*** AVAILABLE DATA ***

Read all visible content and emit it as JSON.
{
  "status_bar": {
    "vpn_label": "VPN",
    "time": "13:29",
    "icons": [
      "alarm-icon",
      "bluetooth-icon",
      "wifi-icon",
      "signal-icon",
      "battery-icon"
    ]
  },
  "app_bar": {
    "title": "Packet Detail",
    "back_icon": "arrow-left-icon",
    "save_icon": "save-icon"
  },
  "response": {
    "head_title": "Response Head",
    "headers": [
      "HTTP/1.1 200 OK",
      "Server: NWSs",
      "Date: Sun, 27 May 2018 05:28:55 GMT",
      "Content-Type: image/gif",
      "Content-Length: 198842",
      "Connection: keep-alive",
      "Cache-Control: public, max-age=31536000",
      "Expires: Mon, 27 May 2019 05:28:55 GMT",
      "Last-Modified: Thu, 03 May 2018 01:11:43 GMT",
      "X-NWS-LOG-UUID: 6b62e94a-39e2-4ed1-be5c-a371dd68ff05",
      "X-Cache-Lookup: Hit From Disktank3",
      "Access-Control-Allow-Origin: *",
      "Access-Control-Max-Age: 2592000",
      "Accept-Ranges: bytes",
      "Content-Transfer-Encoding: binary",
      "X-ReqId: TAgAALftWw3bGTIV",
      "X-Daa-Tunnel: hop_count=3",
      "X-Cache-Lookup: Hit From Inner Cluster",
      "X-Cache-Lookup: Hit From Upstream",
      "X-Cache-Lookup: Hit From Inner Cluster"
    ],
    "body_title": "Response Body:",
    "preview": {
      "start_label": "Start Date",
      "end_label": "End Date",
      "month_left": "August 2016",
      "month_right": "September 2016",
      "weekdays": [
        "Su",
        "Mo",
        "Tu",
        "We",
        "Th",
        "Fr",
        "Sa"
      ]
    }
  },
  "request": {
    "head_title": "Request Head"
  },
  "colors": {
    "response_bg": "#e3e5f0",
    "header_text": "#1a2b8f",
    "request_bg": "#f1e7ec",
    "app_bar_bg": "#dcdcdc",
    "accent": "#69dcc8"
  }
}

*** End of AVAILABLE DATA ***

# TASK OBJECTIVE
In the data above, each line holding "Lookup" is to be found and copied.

# ANSWER BOX
      "X-Cache-Lookup: Hit From Disktank3",
      "X-Cache-Lookup: Hit From Inner Cluster",
      "X-Cache-Lookup: Hit From Upstream",
      "X-Cache-Lookup: Hit From Inner Cluster"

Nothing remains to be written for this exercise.